◆ **TRY IT**: Return the number of lines below with "list" in them, and nothing else.

◆ **SUPPLIED MATERIAL**:
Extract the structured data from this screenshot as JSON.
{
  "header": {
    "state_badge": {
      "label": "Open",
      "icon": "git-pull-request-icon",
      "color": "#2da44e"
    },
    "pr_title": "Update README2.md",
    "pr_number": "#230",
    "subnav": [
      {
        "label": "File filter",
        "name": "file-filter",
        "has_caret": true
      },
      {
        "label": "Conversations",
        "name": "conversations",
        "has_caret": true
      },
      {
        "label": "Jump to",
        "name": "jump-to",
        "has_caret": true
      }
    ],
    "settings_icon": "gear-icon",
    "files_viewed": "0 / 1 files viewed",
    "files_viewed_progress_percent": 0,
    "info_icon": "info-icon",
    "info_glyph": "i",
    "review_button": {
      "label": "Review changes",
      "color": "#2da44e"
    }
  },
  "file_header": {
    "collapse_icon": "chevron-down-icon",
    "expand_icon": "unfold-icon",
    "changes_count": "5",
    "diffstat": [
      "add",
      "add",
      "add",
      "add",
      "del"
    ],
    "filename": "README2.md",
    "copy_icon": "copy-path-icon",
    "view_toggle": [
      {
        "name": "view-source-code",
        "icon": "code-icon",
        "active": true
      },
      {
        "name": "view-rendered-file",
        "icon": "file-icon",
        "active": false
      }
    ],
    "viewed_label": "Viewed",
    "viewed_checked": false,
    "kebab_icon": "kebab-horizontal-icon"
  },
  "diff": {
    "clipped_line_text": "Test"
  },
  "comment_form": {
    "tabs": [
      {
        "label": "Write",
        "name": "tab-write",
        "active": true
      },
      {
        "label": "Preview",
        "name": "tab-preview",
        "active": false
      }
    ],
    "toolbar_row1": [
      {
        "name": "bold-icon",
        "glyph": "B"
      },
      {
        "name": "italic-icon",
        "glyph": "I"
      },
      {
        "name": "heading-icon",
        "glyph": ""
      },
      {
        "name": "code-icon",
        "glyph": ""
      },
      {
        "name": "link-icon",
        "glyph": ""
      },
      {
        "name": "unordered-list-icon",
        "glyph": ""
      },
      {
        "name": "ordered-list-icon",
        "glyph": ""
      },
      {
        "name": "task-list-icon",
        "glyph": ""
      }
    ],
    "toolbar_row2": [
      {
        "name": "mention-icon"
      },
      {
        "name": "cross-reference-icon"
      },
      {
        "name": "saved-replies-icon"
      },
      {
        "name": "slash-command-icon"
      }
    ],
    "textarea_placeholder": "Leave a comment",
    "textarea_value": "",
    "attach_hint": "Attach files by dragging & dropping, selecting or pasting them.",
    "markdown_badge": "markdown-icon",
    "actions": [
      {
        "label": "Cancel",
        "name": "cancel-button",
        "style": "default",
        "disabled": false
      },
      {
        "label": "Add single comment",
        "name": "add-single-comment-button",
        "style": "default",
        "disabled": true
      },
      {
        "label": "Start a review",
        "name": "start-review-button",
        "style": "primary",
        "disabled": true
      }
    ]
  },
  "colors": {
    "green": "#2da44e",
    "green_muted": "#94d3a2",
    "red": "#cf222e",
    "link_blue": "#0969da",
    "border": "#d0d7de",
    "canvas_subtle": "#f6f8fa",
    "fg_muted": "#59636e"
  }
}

◆ **ANSWER**: 3